Sauté onion and chickpeas in olive oil until browned. Add shaved carrots, mashed garlic cloves and a handful of pine nuts. Cook until the nuts appear toasted. Drizzle with white wine vinegar. Add parsley, salt and pepper to taste.
• Cook/writer substitutions/changes: I halved the onion and used dried parsley instead of fresh (the recipe didn't indicate a preference). One-third of a cup of olive oil seemed excessive for this dish, and I would lessen it if I made it again. The recipe suggested using a peeler to shave the carrots, but the shavings wasted away to almost nothing in the pan. Just for the record, chickpeas pop like bacon in the pan. I forgot to add the white wine vinegar.
• Result: Because the carrot shavings were so thin, there was very little taste of them in the dish. But the onion/chickpeas/pine nuts/flavorings roux was quite good on its own.
— Food Network Magazine
Glaze-of-Glory Candied Carrots
1/4 cup low-sugar apricot preserves or jam
2 tablespoons brown sugar (not packed)
1 1/2 tablespoons light whipped butter (or light buttery spread)
1 teaspoon cinnamon
1/2 teaspoon salt
1/4 teaspoon nutmeg
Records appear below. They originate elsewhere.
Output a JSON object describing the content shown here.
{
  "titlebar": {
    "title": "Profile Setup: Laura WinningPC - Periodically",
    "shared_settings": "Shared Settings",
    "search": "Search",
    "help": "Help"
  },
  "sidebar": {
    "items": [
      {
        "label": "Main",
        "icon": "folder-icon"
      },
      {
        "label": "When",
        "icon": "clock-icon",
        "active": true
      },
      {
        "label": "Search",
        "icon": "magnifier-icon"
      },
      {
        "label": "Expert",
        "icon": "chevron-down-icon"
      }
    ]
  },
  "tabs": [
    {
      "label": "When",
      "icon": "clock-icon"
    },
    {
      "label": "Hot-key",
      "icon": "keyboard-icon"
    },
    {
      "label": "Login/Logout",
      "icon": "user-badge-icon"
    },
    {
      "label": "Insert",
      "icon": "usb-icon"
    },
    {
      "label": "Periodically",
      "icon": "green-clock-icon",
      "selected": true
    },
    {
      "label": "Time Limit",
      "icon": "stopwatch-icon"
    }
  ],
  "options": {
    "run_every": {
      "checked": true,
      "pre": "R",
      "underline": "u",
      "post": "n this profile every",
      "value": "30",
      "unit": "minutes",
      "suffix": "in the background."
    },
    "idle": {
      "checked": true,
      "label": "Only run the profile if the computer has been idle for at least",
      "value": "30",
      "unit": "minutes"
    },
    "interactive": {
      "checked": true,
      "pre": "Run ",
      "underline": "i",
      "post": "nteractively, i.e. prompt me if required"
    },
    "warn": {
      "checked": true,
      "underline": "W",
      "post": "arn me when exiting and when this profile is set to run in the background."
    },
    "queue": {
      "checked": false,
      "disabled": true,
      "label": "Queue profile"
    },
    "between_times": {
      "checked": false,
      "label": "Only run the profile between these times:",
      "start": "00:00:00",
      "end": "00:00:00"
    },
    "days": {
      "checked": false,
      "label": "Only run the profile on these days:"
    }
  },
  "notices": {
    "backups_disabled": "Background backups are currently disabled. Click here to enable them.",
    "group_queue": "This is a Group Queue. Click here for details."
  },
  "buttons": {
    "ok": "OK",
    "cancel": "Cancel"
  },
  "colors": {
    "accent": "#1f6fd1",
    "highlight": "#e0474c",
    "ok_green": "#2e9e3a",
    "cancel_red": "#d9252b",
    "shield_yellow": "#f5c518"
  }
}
1 32-ounce bag (about 6 cups) baby carrots
1 onion, sliced
1 yellow bell pepper, seeded and sliced
1 red bell pepper, seeded and sliced
1 tablespoon cornstarch
Black pepper (optional)
Cayenne pepper (optional)
Ground ginger (optional)
For the glaze, combine preserves, brown sugar, butter, cinnamon, salt and nutmeg. Stir well and set inside. Put all the vegetables in a slow cooker and top with the glaze. Use a large spoon to stir the contents of the slow cooker. Cover and cook on high for three to four hours or on low for seven to eight hours. Once the vegetables are cooked, in a small bowl, combine cornstarch with two tablespoons of cold water, and stir until the cornstarch dissolves. Add to the slow cooker and mix well. Turn off the slow cooker and leave uncovered for 15 minutes to allow the sauce to thicken. Stir, and if preferred, add optional ingredients.
• Cook/writer substitutions/changes: My apricot preserves were no-sugar added rather than low sugar. The refrigerated whipped butter had the consistency of regular butter, so I wondered why it was called for. I chopped the onion rather than slicing it. I added a dash of all the optional ingredients.
• Result: I love to use the slow cooker, so this dish excited me, but the taste was disappointing. I cooked it on high for a shorter time, thinking the carrots might remain more crisp-tender, but they had the consistency of the roasted carrots I never liked growing up. The peppers cooked more or less to nothing, and the preserves and spices did not add much of flavor.
— Hungry Girl
Clint Cooper is the faith editor and a staff writer for the Times Free Press Life section. He also has been an assistant sports editor and Metro staff writer for the newspaper. Prior to the merger between the Chattanooga Free Press and Chattanooga Times in 1999, he was sports news editor for the Chattanooga Free Press, where he was in charge of the day-to-day content of the section and the section’s design. Before becoming sports ...